© 2012 Rei Kawano


This paper analyzes whether the decreasing progressivity of the US Federal Tax system appear to affect taxpayer satisfaction. I use data from the publicly available General Social Survey and combine them with average tax rates from Piketty and Saez (2007). In this study, two distinct questions are addressed: (1) Is a taxpayer’s belief that his or her own federal income tax is too high affected by their actual average tax rates? (2) Is a taxpayer’s belief that his or her own federal income tax is too high affected by the progressivity of the federal income tax?

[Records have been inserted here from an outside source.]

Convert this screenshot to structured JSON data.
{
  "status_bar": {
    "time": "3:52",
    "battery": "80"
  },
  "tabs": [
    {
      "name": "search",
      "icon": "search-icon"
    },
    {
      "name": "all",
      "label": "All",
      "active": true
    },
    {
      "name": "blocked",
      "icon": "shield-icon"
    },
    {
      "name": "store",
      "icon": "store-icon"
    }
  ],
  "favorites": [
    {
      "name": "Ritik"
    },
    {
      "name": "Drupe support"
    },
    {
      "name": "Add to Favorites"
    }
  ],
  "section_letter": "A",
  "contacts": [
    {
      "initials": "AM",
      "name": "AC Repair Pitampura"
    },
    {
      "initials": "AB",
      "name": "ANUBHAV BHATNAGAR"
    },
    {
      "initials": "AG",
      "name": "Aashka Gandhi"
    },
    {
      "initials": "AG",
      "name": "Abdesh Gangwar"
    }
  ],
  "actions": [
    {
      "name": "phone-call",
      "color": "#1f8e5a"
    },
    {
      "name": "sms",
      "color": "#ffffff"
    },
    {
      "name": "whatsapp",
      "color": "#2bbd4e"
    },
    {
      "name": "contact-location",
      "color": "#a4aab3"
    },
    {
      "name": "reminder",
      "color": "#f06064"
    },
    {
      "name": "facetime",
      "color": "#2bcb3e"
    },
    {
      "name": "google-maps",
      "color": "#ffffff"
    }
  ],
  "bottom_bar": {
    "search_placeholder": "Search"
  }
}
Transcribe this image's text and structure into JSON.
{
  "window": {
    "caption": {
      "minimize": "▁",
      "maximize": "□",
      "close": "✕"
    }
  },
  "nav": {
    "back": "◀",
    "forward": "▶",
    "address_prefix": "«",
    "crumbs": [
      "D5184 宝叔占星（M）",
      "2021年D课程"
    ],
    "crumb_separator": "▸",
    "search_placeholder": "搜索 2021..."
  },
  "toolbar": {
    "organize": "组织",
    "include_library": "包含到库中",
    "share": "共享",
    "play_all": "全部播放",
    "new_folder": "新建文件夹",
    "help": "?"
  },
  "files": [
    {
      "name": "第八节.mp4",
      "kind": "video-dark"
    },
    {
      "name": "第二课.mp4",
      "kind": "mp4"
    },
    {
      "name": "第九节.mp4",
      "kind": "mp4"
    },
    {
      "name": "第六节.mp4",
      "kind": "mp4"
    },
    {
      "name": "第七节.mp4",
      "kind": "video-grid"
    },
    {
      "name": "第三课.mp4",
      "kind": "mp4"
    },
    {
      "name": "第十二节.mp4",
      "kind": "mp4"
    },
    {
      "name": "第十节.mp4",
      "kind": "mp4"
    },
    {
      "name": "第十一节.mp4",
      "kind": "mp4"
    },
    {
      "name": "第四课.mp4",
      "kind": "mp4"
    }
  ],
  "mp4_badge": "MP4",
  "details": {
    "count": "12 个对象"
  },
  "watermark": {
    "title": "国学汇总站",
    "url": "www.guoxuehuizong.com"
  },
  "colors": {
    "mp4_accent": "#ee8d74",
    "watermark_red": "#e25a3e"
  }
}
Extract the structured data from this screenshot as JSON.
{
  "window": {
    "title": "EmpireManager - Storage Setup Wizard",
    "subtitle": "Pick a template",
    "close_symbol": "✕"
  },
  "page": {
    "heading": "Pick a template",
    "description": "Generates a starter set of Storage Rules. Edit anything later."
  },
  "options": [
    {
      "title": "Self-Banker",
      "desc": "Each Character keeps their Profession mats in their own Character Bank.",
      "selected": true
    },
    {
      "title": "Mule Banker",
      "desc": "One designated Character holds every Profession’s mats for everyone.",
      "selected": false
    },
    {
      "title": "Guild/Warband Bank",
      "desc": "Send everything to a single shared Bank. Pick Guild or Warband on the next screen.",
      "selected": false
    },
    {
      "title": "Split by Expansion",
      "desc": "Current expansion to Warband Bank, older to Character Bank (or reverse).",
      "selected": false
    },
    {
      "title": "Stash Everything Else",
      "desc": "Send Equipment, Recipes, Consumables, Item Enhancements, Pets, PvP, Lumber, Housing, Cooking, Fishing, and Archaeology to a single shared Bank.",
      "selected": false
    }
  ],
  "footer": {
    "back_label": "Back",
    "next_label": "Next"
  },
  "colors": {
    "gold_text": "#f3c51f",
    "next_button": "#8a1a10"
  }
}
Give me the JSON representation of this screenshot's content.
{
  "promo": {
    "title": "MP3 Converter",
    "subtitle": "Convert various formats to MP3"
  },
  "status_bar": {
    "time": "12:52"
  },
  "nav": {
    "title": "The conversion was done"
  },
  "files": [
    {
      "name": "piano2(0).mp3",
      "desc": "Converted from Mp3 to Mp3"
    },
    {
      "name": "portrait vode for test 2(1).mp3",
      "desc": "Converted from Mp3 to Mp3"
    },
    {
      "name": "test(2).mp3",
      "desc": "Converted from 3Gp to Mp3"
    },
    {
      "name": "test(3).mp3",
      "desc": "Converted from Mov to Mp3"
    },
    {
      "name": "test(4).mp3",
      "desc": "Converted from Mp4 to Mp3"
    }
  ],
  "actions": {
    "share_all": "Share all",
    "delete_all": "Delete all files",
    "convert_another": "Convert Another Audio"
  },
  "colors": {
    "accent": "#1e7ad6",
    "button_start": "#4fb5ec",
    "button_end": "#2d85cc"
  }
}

The results show that taxpayer dissatisfaction is consistently positively correlated to average taxes and progressivity. Upon dividing up our respondents to income quintiles, my results reveal two interesting findings: (1) the magnitude of dissatisfaction for a given increase in average taxes follows a U shaped pattern across the income quintiles, where taxpayers in the third quintile were most responsive to fluctuations in tax rates, (2) the magnitude and strength of the correlation between the various progressivity variables and taxpayer dissatisfaction was consistent for all income quintiles, implying that taxpayers are not recognizing changes in progressivity. These findings disclaim the homo economicus assumption. Further, after dividing our respondents based on their educational attainment, I find that taxpayers with higher levels of education are more responsive to changes in tax rates.